BEGIN STUDY MATERIAL

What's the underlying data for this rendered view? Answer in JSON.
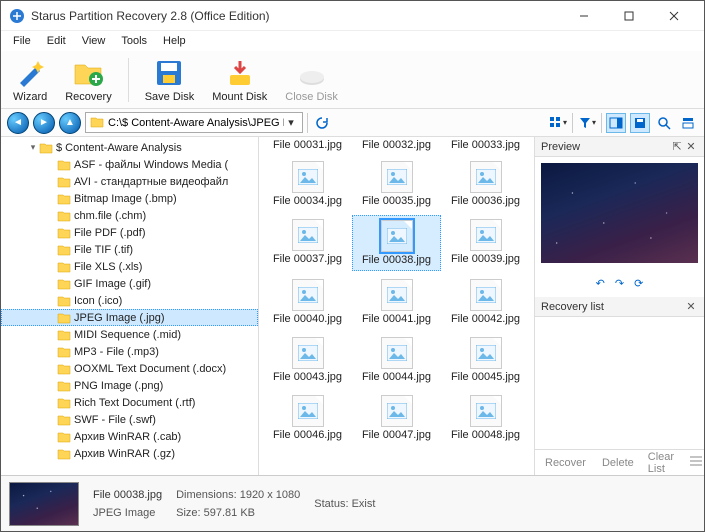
{
  "window": {
    "title": "Starus Partition Recovery 2.8 (Office Edition)"
  },
  "menu": {
    "items": [
      "File",
      "Edit",
      "View",
      "Tools",
      "Help"
    ]
  },
  "toolbar": {
    "wizard": "Wizard",
    "recovery": "Recovery",
    "save_disk": "Save Disk",
    "mount_disk": "Mount Disk",
    "close_disk": "Close Disk"
  },
  "address": {
    "path": "C:\\$ Content-Aware Analysis\\JPEG Image (.jpg)"
  },
  "tree": {
    "root": "$ Content-Aware Analysis",
    "items": [
      "ASF - файлы Windows Media (",
      "AVI - стандартные видеофайл",
      "Bitmap Image (.bmp)",
      "chm.file (.chm)",
      "File PDF (.pdf)",
      "File TIF (.tif)",
      "File XLS (.xls)",
      "GIF Image (.gif)",
      "Icon (.ico)",
      "JPEG Image (.jpg)",
      "MIDI Sequence (.mid)",
      "MP3 - File (.mp3)",
      "OOXML Text Document (.docx)",
      "PNG Image (.png)",
      "Rich Text Document (.rtf)",
      "SWF - File (.swf)",
      "Архив WinRAR (.cab)",
      "Архив WinRAR (.gz)"
    ],
    "selected_index": 9
  },
  "files": {
    "row_top": [
      "File 00031.jpg",
      "File 00032.jpg",
      "File 00033.jpg"
    ],
    "grid": [
      "File 00034.jpg",
      "File 00035.jpg",
      "File 00036.jpg",
      "File 00037.jpg",
      "File 00038.jpg",
      "File 00039.jpg",
      "File 00040.jpg",
      "File 00041.jpg",
      "File 00042.jpg",
      "File 00043.jpg",
      "File 00044.jpg",
      "File 00045.jpg",
      "File 00046.jpg",
      "File 00047.jpg",
      "File 00048.jpg"
    ],
    "selected": "File 00038.jpg"
  },
  "side": {
    "preview_label": "Preview",
    "recovery_list_label": "Recovery list",
    "recover": "Recover",
    "delete": "Delete",
    "clear": "Clear List"
  },
  "status": {
    "filename": "File 00038.jpg",
    "filetype": "JPEG Image",
    "dim_label": "Dimensions:",
    "dim_value": "1920 x 1080",
    "size_label": "Size:",
    "size_value": "597.81 KB",
    "status_label": "Status:",
    "status_value": "Exist"
  }
}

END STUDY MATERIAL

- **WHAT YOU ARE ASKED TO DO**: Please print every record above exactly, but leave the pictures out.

- **EXERCISE RESULT**:
What's the underlying data for this rendered view? Answer in JSON.
{
  "window": {
    "title": "Starus Partition Recovery 2.8 (Office Edition)"
  },
  "menu": {
    "items": [
      "File",
      "Edit",
      "View",
      "Tools",
      "Help"
    ]
  },
  "toolbar": {
    "wizard": "Wizard",
    "recovery": "Recovery",
    "save_disk": "Save Disk",
    "mount_disk": "Mount Disk",
    "close_disk": "Close Disk"
  },
  "address": {
    "path": "C:\\$ Content-Aware Analysis\\JPEG Image (.jpg)"
  },
  "tree": {
    "root": "$ Content-Aware Analysis",
    "items": [
      "ASF - файлы Windows Media (",
      "AVI - стандартные видеофайл",
      "Bitmap Image (.bmp)",
      "chm.file (.chm)",
      "File PDF (.pdf)",
      "File TIF (.tif)",
      "File XLS (.xls)",
      "GIF Image (.gif)",
      "Icon (.ico)",
      "JPEG Image (.jpg)",
      "MIDI Sequence (.mid)",
      "MP3 - File (.mp3)",
      "OOXML Text Document (.docx)",
      "PNG Image (.png)",
      "Rich Text Document (.rtf)",
      "SWF - File (.swf)",
      "Архив WinRAR (.cab)",
      "Архив WinRAR (.gz)"
    ],
    "selected_index": 9
  },
  "files": {
    "row_top": [
      "File 00031.jpg",
      "File 00032.jpg",
      "File 00033.jpg"
    ],
    "grid": [
      "File 00034.jpg",
      "File 00035.jpg",
      "File 00036.jpg",
      "File 00037.jpg",
      "File 00038.jpg",
      "File 00039.jpg",
      "File 00040.jpg",
      "File 00041.jpg",
      "File 00042.jpg",
      "File 00043.jpg",
      "File 00044.jpg",
      "File 00045.jpg",
      "File 00046.jpg",
      "File 00047.jpg",
      "File 00048.jpg"
    ],
    "selected": "File 00038.jpg"
  },
  "side": {
    "preview_label": "Preview",
    "recovery_list_label": "Recovery list",
    "recover": "Recover",
    "delete": "Delete",
    "clear": "Clear List"
  },
  "status": {
    "filename": "File 00038.jpg",
    "filetype": "JPEG Image",
    "dim_label": "Dimensions:",
    "dim_value": "1920 x 1080",
    "size_label": "Size:",
    "size_value": "597.81 KB",
    "status_label": "Status:",
    "status_value": "Exist"
  }
}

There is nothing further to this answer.